As the world remains stunned by the death of entertainer Robin Williams earlier this week, it’s important to note that suicide is the second leading cause of death in people ages 10 to 24, according to the Trevor Project. LGBT youth are four times more likely to attempt suicide than their than their straight peers; and suicide attempts are more likely to result in injury that requires medical treatment. Actress Magda Apanowicz, best-known for her work on series such as Continuum, Kyle XY and Hellcats, stars in a new film A Reason (currently playing at U.S. film festivals) as Serena, a young lesbian woman. With this character Apanowicz explores the world of what it’s like to attempt suicide and fail. Trapped in a house with her conservative grandmother, played by actress Marion Ross (Happy Days), Serena is forced to confront her family about her sexuality and stand up to the manipulations of her narcissistic brother, played by Nick Eversman (Pretty Boy), who uses her suicide attempt to control her. Queerty caught up with the actress, prior to Williams’ death, to discuss the film and its possible impact on LGBT youth.
Actors love stepping in to other peoples’ skin no matter how scary, it’s what we wanna do. This movie gave me the opportunity to give my soul and give my whole self and actually act in a role that I don’t normally get to act in.
It used to be that straight actors were afraid to take on gay roles for fear they’d be pigeon-holed. Is that no longer the case?
For me it’s definitely always great finding new and interesting stories especially with gay and lesbian characters. It makes me super happy to see the world become more accepting of gays and it’s crazy that it has ever even been an issue. But I was lucky and I grew up in Vancouver and I was raised super liberal and saw gay people my whole life. When I was young we would go down to the gay pride parade. So, when my agents sent me out on the audition, I felt like I could really play this person. I definitely felt that the moment I saw the sides I could deliver this story.
Basically for me, reading the script and understanding where the pain in my character was coming from felt like an easy fit. I mean I can relate to the pain and wanting to live in the world yet being scared and wanting it all to be over. My character struggles with trying to find purpose yet no one understands her and people don’t understand her for who she is or where she’s coming from. I could really relate to where she was coming from and how she was just screaming in pain.
Would you play a similar role again?
Believe it or not, I played a lesbian directly after I shot this film [in Eli Roth’s The Green Inferno].
Do you think this movie will be of help to LGBT and questioning youth?
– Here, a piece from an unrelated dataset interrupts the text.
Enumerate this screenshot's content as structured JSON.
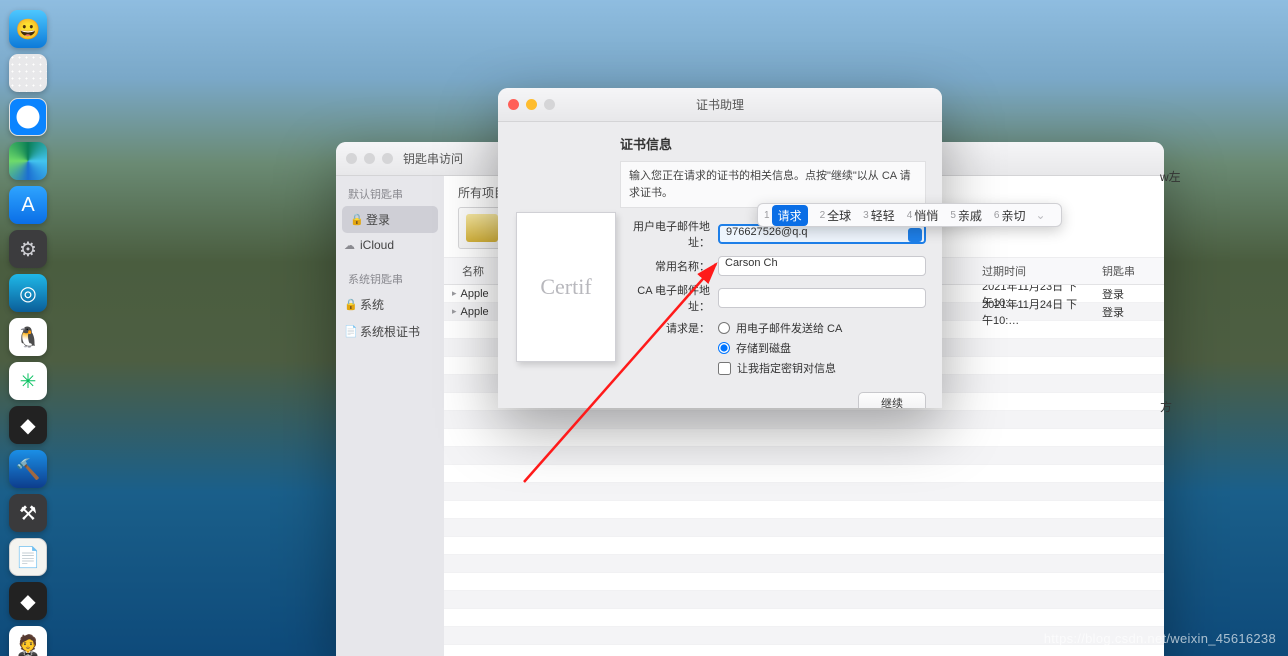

There aren’t as many stories out there that deal specifically with [gay] suicide. Nor the concept of everybody coming at you from all angles in the way it happens in this film. It totally makes your own mind muted out, you know? Where mom tells you your one way, then someone else says you’re another way. But it demands the question what you’re supposed to tell yourself? Everyone else has all these opinions about us but it doesn’t matter when we let the voices outside out heard be louder than our inner one. And this is really about standing up for who you are and walking away from those who are most destructive but don’t even know it. It’s very “enough is enough” and “stand up on your own two feet.” And it’s very rare that you get that lightning in bottle moment. The reason why it’s such a wonderful story [is because it’s] for someone who is afraid to come out in the world. For Serena she was so scared she didn’t know what was wrong and she discovered she had a voice and there is so much to her. So yes, it is for people who need that catharsis.